Sylvia Martinez says
Thank you for sharing this. I just posted it to my Facebook. I had to learn to send counselling when I was in my 30s and number 5 is the thing that really helped me the most to bust through my anger and unforgiveness. I feel like it changed my life. I think it’s awesome that you put this out there. Thank you.
Thank-you so much for sharing this most uplifting post, and pointing out the difference between forgiveness of the person, and the sin itself.
One of my favorites is, King James:
‘I say not unto thee, until seven times, but seventy times seven.’
Have a blessed day all,
Michelle D Howard says
Thank you – the struggle is real and I need God to help me through it!
Rebecca L Jones says
Great post, excellent verses, let anger go.
Beth Williams says
Wise words. Ephesians 4:32 “Be ye kind to one another, tenderhearted-forgiving each other, just as in Christ God has forgiven you. Matthew 6:14-15 “For if you forgive other people when they sin against you, your heavenly Father will also forgive you. But if you do not forgive others their sins, your Father will not forgive your sins. Forgiveness is a two way street. You must do your best to forgive someone & not wallow in bitterness & hatred. The evil one would love nothing better than to see us all enraged and made at each other. God wants us to live in love.
Audrey M. says
THIS is the VERY topic our pastor preached yesterday (Oct 22, 2017)!
“An Expectation to Forgive”
1. Remember: the hurt, the offense, the injury.
2. Relinquish: Let go of the debt owed, cancel the obligation.

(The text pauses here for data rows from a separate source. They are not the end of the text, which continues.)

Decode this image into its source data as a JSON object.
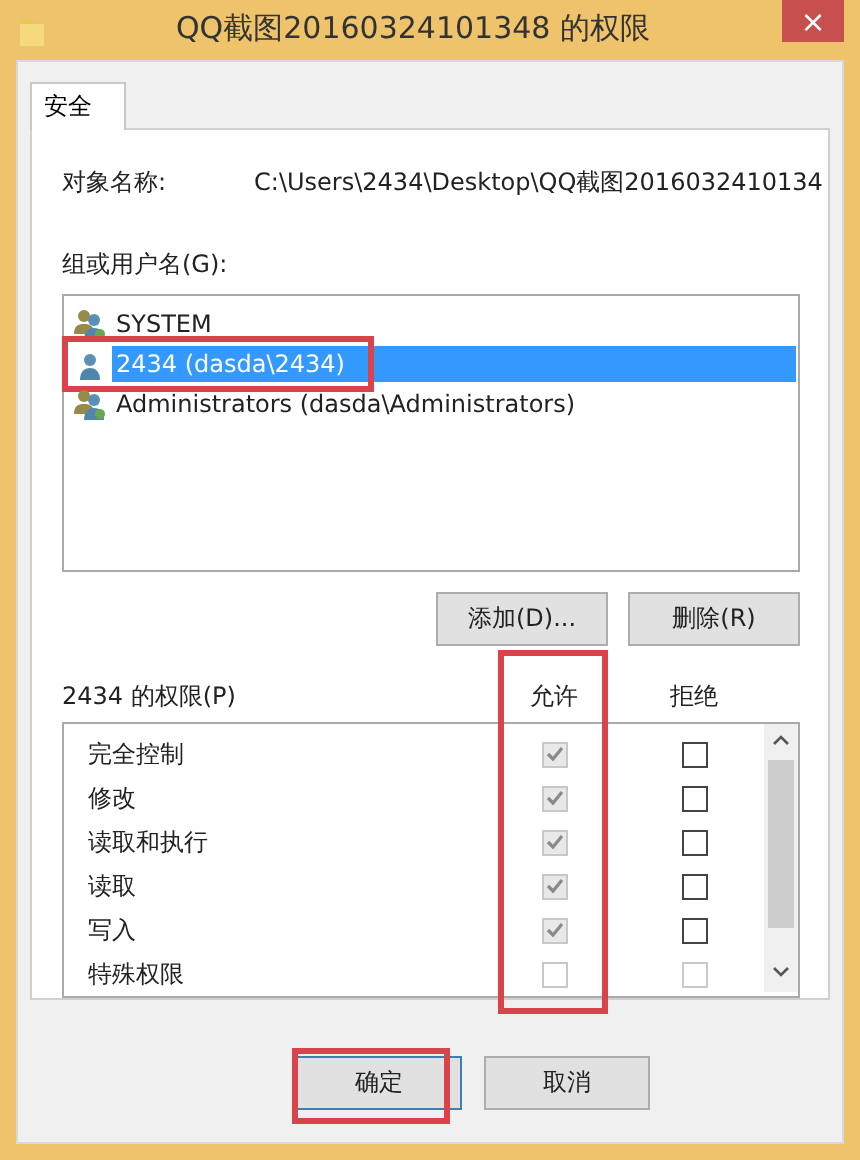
{
  "window": {
    "title": "QQ截图20160324101348 的权限",
    "close": "×"
  },
  "tabs": [
    {
      "label": "安全",
      "selected": true
    }
  ],
  "object_name": {
    "label": "对象名称:",
    "value": "C:\\Users\\2434\\Desktop\\QQ截图2016032410134"
  },
  "groups": {
    "label": "组或用户名(G):",
    "items": [
      {
        "name": "SYSTEM",
        "kind": "group",
        "selected": false,
        "highlighted": false
      },
      {
        "name": "2434 (dasda\\2434)",
        "kind": "user",
        "selected": true,
        "highlighted": true
      },
      {
        "name": "Administrators (dasda\\Administrators)",
        "kind": "group",
        "selected": false,
        "highlighted": false
      }
    ],
    "buttons": [
      "添加(D)...",
      "删除(R)"
    ]
  },
  "permissions": {
    "label": "2434 的权限(P)",
    "columns": [
      {
        "label": "允许",
        "highlighted": true
      },
      {
        "label": "拒绝",
        "highlighted": false
      }
    ],
    "rows": [
      {
        "name": "完全控制",
        "allow": {
          "checked": true,
          "disabled": true
        },
        "deny": {
          "checked": false,
          "disabled": false
        }
      },
      {
        "name": "修改",
        "allow": {
          "checked": true,
          "disabled": true
        },
        "deny": {
          "checked": false,
          "disabled": false
        }
      },
      {
        "name": "读取和执行",
        "allow": {
          "checked": true,
          "disabled": true
        },
        "deny": {
          "checked": false,
          "disabled": false
        }
      },
      {
        "name": "读取",
        "allow": {
          "checked": true,
          "disabled": true
        },
        "deny": {
          "checked": false,
          "disabled": false
        }
      },
      {
        "name": "写入",
        "allow": {
          "checked": true,
          "disabled": true
        },
        "deny": {
          "checked": false,
          "disabled": false
        }
      },
      {
        "name": "特殊权限",
        "allow": {
          "checked": false,
          "disabled": true
        },
        "deny": {
          "checked": false,
          "disabled": true
        }
      }
    ]
  },
  "footer": [
    {
      "label": "确定",
      "default": true,
      "highlighted": true
    },
    {
      "label": "取消",
      "default": false,
      "highlighted": false
    }
  ]
}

3. Restore: the relationship (often in the context of families)–even if it is a hand-written note. I CANNOT let THEIR RESPONSE to affect my attitude & my action-simply do what is RIGHT! Choose to FORGIVE – REGARDLESS!